Dyke upon his leaving as Superintendent of The American Marble & Toy Manufacturing Company in 1892. When deposits of excellent quality sand for glass making was discovered just outside of Akron, in the early 1890s, this glass sand manufacturing company was founded; the company pioneered the development of sandstone crushing machinery; after a fire and litigation, was appointed receiver by the bank; Leighton turned the company around and made it profitable, much to the delight of the bankers; produced fine glass sands for Ohio and Midwest glass factories. Origin uncertain; perhaps a diminutive of alabaster; qualified etymology accepted by Webster's New International Dictionary (2nd ed.) and the American College Dictionary (New York, 1947); may have had origin in the game of bowling (see 1 above). (ROBERTS) Also, the term croton refers to a plant with variegated (different colors) leaves. were at times partners and at times fierce competitors. It is a hand-gathered, machine-made marble using the rare oxblood color of glass.
Stan Hywet Hall & Gardens, one of Americas finest castles, now stands upon this site. Jaspers are a variegated white-bodied stoneware with different colored lines of blue, green and rarely pink, running through the body of the marble. Also called an immie or imitation agate in the historic record; cornelian is an antiquated spelling of the more modern usage carnelian.
At the proper moment the shooter is flicked towards its target by the middle finger of the right hand. A marble game; also the apparatus used in the game; same as Roley Boley and Bridgeboard; also the carved out tunnel-like holes, of various sizes, in the apparatus called a marble rake, or simply rake. A players term; describing a shooting style used in many marbles games played in Asia and elsewhere.
The player must plant their right thumb on the ground; a 25 mm (one inch) marble is then placed in front of the middle finger of the right hand; the thumb and forefinger of the left hand draw the marble back, bending the middle finger to its maximum point.
Washington is the largest supplier of cherries in the United States, and exports them to places like China, Korea, Australia, Brazil and Japan.
Was a huge center of ceramic manufacturing in the 19 centuries; achieving in the year 1900, the title of largest producer of ceramic good in the world. The office of this company, Sams office, was at Halls Corners, the heart of Akrons business district, a very prestigious address in 1890s Akron. A copy of the old German marble mills, this was Americas only marble mill. Marys marbleworks to the partnership of Sellers Peltier and Berry Pink who changed the name of the company to : noun.
These prized marbles were still sold in the USA in the 1970s, but are unavailable from any source today. (1911-1951) A marble company located in Akron, Ohio, formed in 1911 to sell glass marbles made by The M.
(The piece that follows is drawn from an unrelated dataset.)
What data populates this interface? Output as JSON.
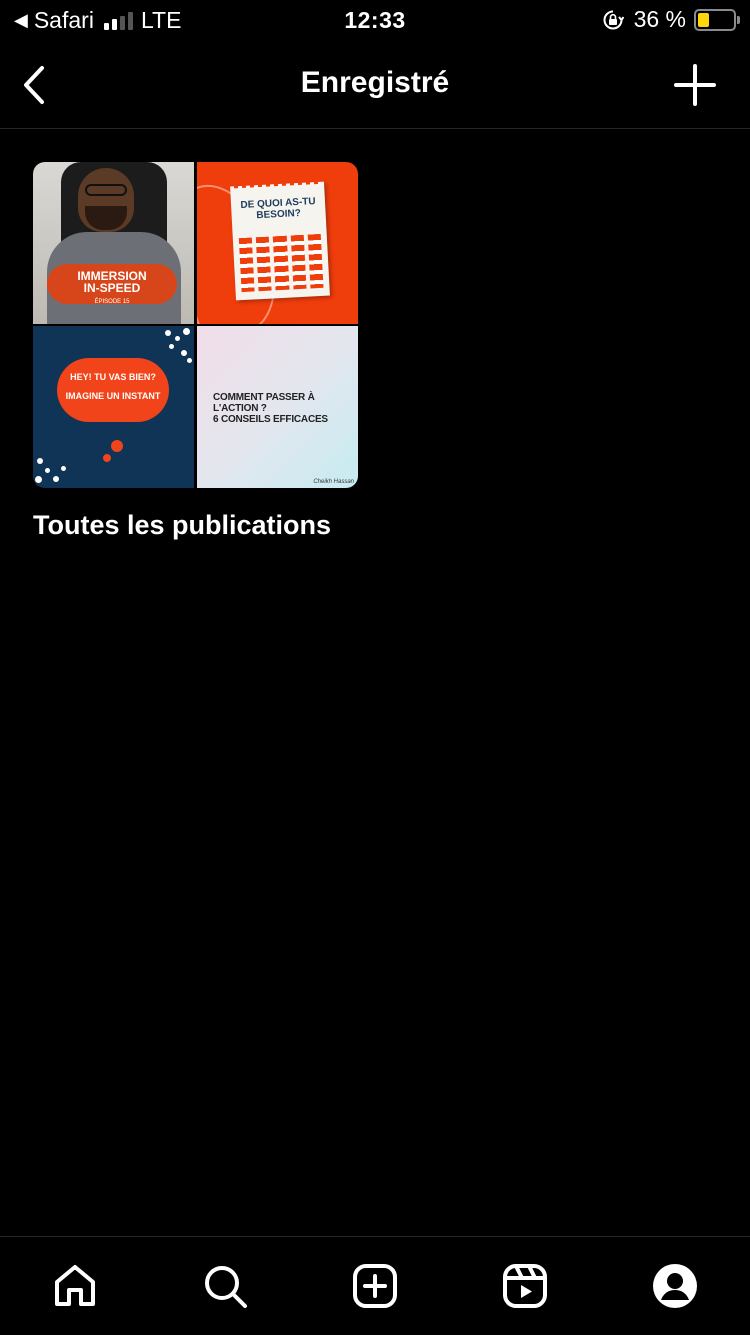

F, Christensen & Son Company and sold through direct advertising in popular boys magazines.
At the correct moment the player releases the marble and is projected forward towards its target. A term used in the glass marble industry for a marble-forming machine; consisting of twin, helically grooved cylinders, which turns a gob, or charge of molten glass into a sphere.
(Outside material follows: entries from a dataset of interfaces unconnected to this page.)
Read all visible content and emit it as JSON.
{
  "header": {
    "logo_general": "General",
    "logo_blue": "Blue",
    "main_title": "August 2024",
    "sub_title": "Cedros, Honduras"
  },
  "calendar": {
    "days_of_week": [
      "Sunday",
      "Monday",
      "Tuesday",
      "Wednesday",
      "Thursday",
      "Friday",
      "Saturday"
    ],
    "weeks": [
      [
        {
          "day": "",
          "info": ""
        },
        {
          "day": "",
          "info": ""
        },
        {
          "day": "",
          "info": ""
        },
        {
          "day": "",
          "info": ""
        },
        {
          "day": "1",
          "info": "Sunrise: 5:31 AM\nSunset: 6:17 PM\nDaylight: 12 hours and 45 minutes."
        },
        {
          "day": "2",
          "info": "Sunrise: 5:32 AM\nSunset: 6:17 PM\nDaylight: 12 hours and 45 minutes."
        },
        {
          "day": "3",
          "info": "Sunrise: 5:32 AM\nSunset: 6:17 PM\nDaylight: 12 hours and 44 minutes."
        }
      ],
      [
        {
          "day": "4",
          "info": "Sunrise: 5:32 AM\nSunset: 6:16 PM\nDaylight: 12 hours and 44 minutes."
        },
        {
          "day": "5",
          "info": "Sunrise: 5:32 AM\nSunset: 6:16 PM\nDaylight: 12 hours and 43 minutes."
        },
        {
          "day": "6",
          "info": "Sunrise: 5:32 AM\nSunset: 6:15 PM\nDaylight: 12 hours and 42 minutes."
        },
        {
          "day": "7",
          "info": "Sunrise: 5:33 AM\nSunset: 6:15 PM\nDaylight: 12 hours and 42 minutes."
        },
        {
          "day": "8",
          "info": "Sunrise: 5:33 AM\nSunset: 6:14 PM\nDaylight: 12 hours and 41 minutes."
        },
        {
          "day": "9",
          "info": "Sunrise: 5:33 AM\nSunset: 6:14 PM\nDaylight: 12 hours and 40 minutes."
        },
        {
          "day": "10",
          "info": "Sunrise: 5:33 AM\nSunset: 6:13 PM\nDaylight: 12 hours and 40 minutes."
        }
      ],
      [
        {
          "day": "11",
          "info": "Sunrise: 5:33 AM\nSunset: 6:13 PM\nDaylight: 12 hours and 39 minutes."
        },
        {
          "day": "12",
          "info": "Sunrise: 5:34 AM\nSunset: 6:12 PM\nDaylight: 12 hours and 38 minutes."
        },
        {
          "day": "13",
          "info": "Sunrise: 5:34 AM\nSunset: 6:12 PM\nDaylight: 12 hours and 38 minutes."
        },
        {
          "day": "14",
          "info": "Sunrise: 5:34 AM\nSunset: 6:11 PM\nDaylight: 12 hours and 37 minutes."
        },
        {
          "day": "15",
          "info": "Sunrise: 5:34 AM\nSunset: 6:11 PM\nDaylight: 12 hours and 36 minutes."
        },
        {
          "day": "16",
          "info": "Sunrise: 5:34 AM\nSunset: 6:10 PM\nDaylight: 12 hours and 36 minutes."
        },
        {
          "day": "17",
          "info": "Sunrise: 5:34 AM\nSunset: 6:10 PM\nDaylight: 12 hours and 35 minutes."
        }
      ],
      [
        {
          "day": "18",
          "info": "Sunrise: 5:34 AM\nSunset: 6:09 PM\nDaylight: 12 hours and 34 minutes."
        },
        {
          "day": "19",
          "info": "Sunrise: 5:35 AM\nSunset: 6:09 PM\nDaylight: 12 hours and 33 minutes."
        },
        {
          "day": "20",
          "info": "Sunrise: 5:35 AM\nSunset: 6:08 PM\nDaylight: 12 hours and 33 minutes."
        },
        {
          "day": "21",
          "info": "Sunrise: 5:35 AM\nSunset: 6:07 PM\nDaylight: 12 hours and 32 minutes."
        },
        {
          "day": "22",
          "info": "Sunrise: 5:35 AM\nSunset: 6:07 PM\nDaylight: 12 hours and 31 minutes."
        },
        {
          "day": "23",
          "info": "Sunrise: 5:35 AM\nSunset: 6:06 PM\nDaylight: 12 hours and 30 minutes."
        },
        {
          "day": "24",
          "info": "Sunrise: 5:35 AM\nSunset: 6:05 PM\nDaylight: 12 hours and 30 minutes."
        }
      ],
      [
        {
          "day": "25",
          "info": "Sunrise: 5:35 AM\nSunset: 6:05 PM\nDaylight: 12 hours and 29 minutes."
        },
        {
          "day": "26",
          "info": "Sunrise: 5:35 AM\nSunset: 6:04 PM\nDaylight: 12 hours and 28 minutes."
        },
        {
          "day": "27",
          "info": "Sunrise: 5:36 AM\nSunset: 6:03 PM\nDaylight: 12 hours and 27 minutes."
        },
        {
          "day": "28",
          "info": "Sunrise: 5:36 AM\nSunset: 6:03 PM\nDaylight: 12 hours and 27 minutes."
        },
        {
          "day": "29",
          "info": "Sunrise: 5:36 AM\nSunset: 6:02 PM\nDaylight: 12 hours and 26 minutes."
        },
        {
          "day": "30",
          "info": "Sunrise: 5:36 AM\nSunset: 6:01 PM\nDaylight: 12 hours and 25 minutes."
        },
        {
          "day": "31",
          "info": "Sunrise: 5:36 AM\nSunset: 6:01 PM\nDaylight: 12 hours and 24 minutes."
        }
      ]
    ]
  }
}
Invented by Martin Frederick Christensen of Akron, Ohio, around 1910; the design of which was stolen and patented in 1915 by his trusted bookkeeper Horace C. A beautiful type of glass that has tiny sparkling grains in its body; it is the result of manipulating the furnace environment while melting a batch of formula into glass.
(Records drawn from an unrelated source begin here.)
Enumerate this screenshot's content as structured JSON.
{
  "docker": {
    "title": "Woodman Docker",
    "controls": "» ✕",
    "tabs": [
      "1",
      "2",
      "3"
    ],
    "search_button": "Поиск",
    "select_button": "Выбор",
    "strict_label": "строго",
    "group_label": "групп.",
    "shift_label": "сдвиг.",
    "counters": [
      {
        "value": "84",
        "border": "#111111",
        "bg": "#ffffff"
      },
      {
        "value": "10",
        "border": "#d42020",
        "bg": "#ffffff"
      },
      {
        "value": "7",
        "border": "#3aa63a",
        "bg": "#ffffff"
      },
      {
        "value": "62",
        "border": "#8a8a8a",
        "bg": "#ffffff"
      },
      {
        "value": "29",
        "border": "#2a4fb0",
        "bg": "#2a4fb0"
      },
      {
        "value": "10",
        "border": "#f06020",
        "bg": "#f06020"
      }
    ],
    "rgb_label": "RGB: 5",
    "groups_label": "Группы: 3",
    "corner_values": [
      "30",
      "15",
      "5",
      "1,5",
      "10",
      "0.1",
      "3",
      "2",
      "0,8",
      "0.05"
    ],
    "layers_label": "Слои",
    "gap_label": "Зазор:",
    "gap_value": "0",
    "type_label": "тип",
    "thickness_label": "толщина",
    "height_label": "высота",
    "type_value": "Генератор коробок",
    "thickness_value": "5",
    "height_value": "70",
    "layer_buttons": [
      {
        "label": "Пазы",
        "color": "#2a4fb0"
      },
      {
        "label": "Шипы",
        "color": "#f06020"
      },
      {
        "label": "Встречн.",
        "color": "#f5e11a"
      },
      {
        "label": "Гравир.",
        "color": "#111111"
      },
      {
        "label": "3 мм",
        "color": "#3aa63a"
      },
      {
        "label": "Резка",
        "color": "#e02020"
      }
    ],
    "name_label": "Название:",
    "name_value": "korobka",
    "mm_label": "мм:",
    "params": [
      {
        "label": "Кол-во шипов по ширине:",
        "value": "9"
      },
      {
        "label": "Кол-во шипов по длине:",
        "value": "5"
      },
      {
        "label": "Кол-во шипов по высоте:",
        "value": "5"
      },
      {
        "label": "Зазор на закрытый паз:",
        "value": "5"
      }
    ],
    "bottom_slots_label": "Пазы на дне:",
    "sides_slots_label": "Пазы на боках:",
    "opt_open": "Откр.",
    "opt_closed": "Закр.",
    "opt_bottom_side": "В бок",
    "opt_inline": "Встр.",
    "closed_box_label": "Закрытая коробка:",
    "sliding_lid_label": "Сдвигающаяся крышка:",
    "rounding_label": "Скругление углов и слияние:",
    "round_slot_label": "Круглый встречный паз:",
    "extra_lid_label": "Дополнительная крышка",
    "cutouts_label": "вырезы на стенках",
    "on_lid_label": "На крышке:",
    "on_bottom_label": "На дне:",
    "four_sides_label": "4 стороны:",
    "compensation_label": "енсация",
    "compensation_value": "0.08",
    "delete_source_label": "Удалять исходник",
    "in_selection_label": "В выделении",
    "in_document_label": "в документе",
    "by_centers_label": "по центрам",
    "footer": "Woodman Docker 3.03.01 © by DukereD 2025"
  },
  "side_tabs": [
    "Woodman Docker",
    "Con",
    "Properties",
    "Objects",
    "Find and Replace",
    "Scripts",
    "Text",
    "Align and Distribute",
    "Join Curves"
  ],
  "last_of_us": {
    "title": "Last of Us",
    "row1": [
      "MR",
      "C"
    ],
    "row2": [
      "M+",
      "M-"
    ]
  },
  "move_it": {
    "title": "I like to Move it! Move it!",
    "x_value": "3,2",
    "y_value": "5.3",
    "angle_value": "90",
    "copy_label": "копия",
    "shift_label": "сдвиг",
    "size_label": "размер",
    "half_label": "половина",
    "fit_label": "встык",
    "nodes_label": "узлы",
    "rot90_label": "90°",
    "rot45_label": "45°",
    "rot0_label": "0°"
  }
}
In 1915 the company opened their own marble factory in Clarksburg, West Virginia, but companys office and owners remained in Akron.